This morning's news, that Topps will become the exclusive trading card of Major League Baseball, means only one thing to me: I can finally stop buying Upper Deck cards.
I have always bought Upper Deck cards with a bit of reluctance. With the exception of 1993 UD and some other sets here and there, my interest in UD rarely hovered above the curiosity stage. I bought Upper Deck to see what they offered, often didn't like it, then only bought it for Dodgers I could pull.
Upper Deck and I just didn't see things the same way. I like cards with design. Upper Deck often went with as minimal a design as possible. I like well-thought-out, well-researched card backs. Upper Deck went the pictures-and-stilted-text route with its card backs.
For a long time, Upper Deck's strong point were its photos. They were different, creative, sharp. But after awhile everything got to be the same. And, this year especially, I got the impression that Upper Deck was mailing it in.
Maybe they were mailing it in because they knew this was coming -- that Topps had administered the final knock-out blow and would become MLB's exclusive card maker.
Upper Deck says it's still in the game, that it will continue to manufacture baseball cards of today's players, just without MLB logos and trademarks. I believe UD thinks that will still fly with collectors because the player is more important than a "logo." Well, I am more about the team and tradition and history than the player, and that means I have little interest in buying packs of cards in which logos are airbrushed off of caps and jerseys.
Being able to focus on only one company's cards certainly sounds attractive.

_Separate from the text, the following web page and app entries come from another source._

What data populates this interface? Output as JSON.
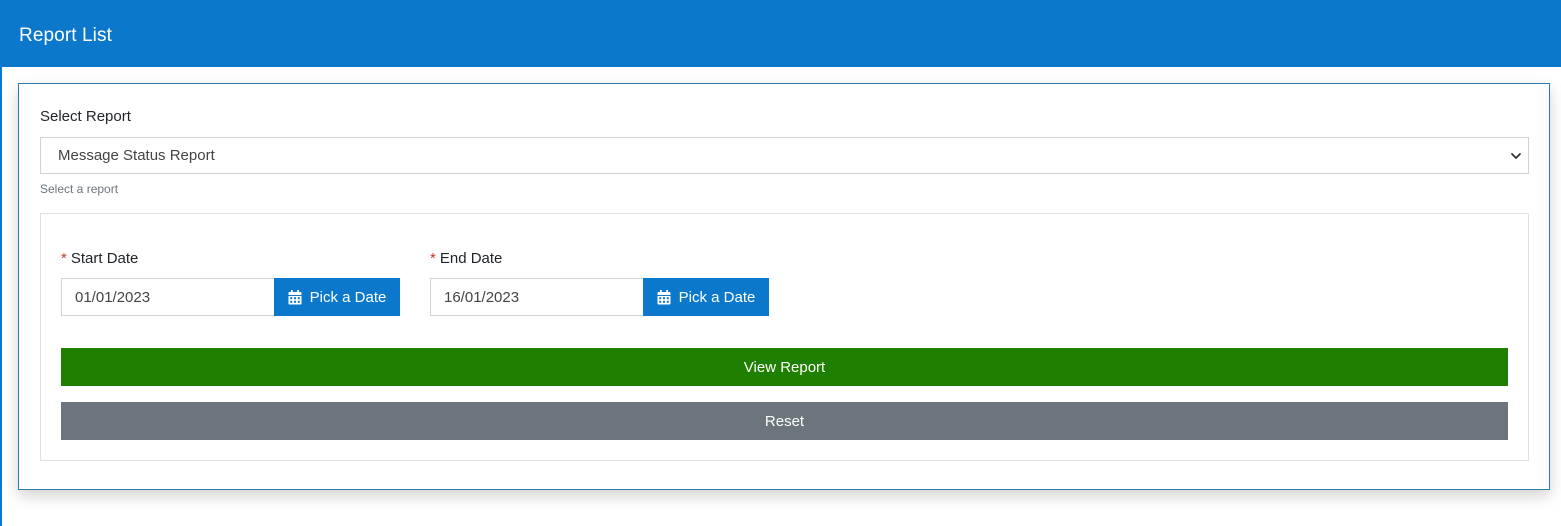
{
  "header": {
    "title": "Report List"
  },
  "report_select": {
    "label": "Select Report",
    "selected_value": "Message Status Report",
    "help_text": "Select a report",
    "chevron_icon": "chevron-down-icon"
  },
  "date_filters": {
    "required_marker": "*",
    "start": {
      "label": "Start Date",
      "value": "01/01/2023",
      "pick_label": "Pick a Date",
      "icon": "calendar-icon"
    },
    "end": {
      "label": "End Date",
      "value": "16/01/2023",
      "pick_label": "Pick a Date",
      "icon": "calendar-icon"
    }
  },
  "actions": {
    "view_label": "View Report",
    "reset_label": "Reset"
  },
  "colors": {
    "header_bg": "#0b78cc",
    "pick_button_bg": "#0b78cc",
    "view_button_bg": "#1e7f00",
    "reset_button_bg": "#6c757d",
    "required_marker": "#c0392b"
  }
}
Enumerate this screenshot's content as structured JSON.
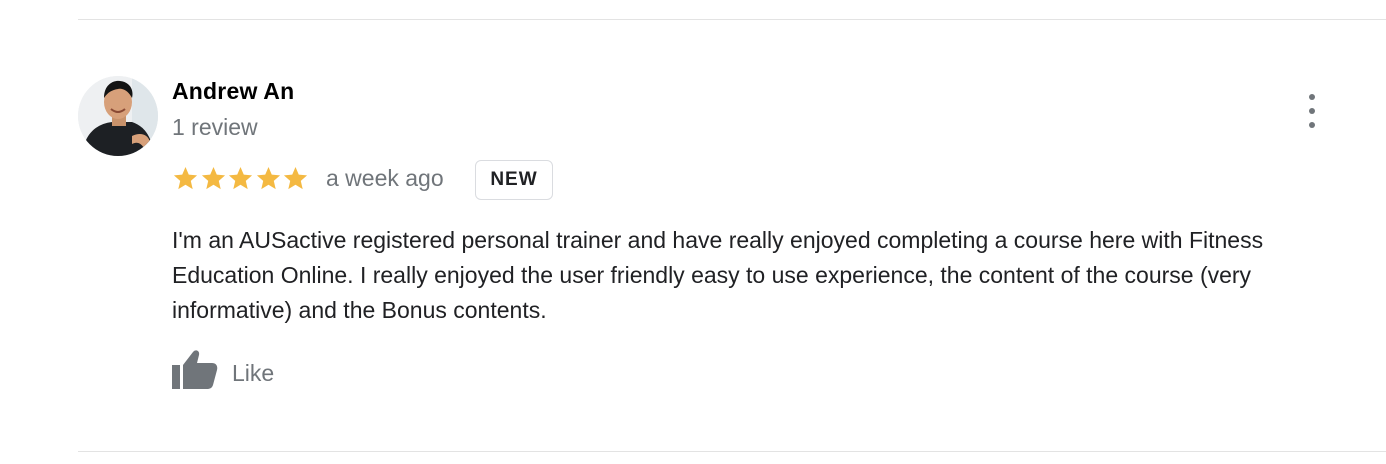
{
  "review": {
    "author_name": "Andrew An",
    "review_count": "1 review",
    "rating": 5,
    "rating_max": 5,
    "time_ago": "a week ago",
    "badge": "NEW",
    "text": "I'm an AUSactive registered personal trainer and have really enjoyed completing a course here with Fitness Education Online. I really enjoyed the user friendly easy to use experience, the content of the course (very informative) and the Bonus contents.",
    "like_label": "Like"
  },
  "icons": {
    "star": "star-icon",
    "more": "more-vert-icon",
    "like": "thumbs-up-icon"
  },
  "colors": {
    "star": "#f4b942",
    "secondary_text": "#70757a",
    "primary_text": "#202124",
    "divider": "#e3e3e3",
    "badge_border": "#dadce0"
  }
}
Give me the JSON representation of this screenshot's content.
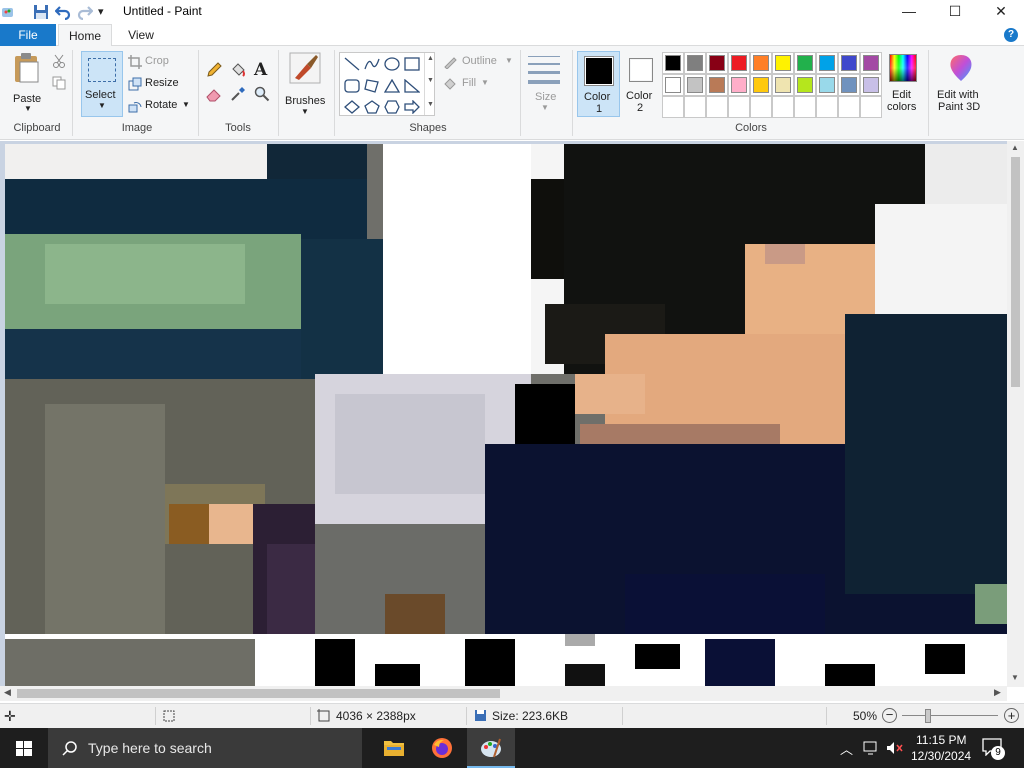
{
  "window": {
    "title": "Untitled - Paint"
  },
  "window_controls": {
    "minimize": "—",
    "maximize": "☐",
    "close": "✕"
  },
  "tabs": {
    "file": "File",
    "home": "Home",
    "view": "View"
  },
  "ribbon": {
    "clipboard": {
      "paste": "Paste",
      "group": "Clipboard"
    },
    "image": {
      "select": "Select",
      "crop": "Crop",
      "resize": "Resize",
      "rotate": "Rotate",
      "group": "Image"
    },
    "tools": {
      "group": "Tools"
    },
    "brushes": {
      "label": "Brushes"
    },
    "shapes": {
      "outline": "Outline",
      "fill": "Fill",
      "group": "Shapes"
    },
    "size": {
      "label": "Size"
    },
    "colors": {
      "color1_label": "Color",
      "color1_num": "1",
      "color2_label": "Color",
      "color2_num": "2",
      "edit_colors_1": "Edit",
      "edit_colors_2": "colors",
      "paint3d_1": "Edit with",
      "paint3d_2": "Paint 3D",
      "group": "Colors",
      "color1_value": "#000000",
      "color2_value": "#ffffff",
      "palette_row1": [
        "#000000",
        "#7f7f7f",
        "#880015",
        "#ed1c24",
        "#ff7f27",
        "#fff200",
        "#22b14c",
        "#00a2e8",
        "#3f48cc",
        "#a349a4"
      ],
      "palette_row2": [
        "#ffffff",
        "#c3c3c3",
        "#b97a57",
        "#ffaec9",
        "#ffc90e",
        "#efe4b0",
        "#b5e61d",
        "#99d9ea",
        "#7092be",
        "#c8bfe7"
      ]
    }
  },
  "statusbar": {
    "dimensions": "4036 × 2388px",
    "size": "Size: 223.6KB",
    "zoom": "50%"
  },
  "taskbar": {
    "search_placeholder": "Type here to search",
    "time": "11:15 PM",
    "date": "12/30/2024",
    "notification_count": "9"
  }
}
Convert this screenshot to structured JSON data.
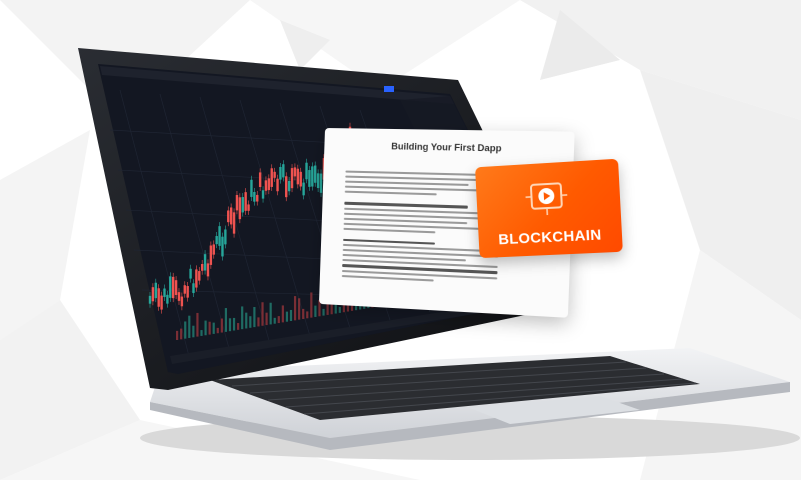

But I know this may lead to issues that I haven't thought through at this early stage. I do know that lack of competition is never good. Collectors have immediately expressed concern that Topps will grow lazy and stale. Speaking as someone who collected during part of Topps' monopoly from the late 1950s to the early 1980s, I never thought things were as stark as collectors make it seem. But I eye Topps' exclusivity warily.
I will miss a few things about Upper Deck: the pictures on the back, its willingness to include overlooked relievers and other fringe players in its sets.
And, I'll miss another thing: UD was the first to regularly put "night cards" in its set. Look at the sets from 1989, 90 and 91. Many more night photos in those sets than anyone elses.
But, unless something changes, I'm finished with Upper Deck. Does that make me happy? I don't know. It's more like a feeling of relief, combined with concern, wariness and curiosity.
So, maybe I was a bit abrupt at the beginning of this post. News of Topps' exclusivity could mean more than one thing to me. And who knows? Maybe in 2010, I'll be buying Upper Deck again. But on Aug. 6, 2009, I don't see that happening.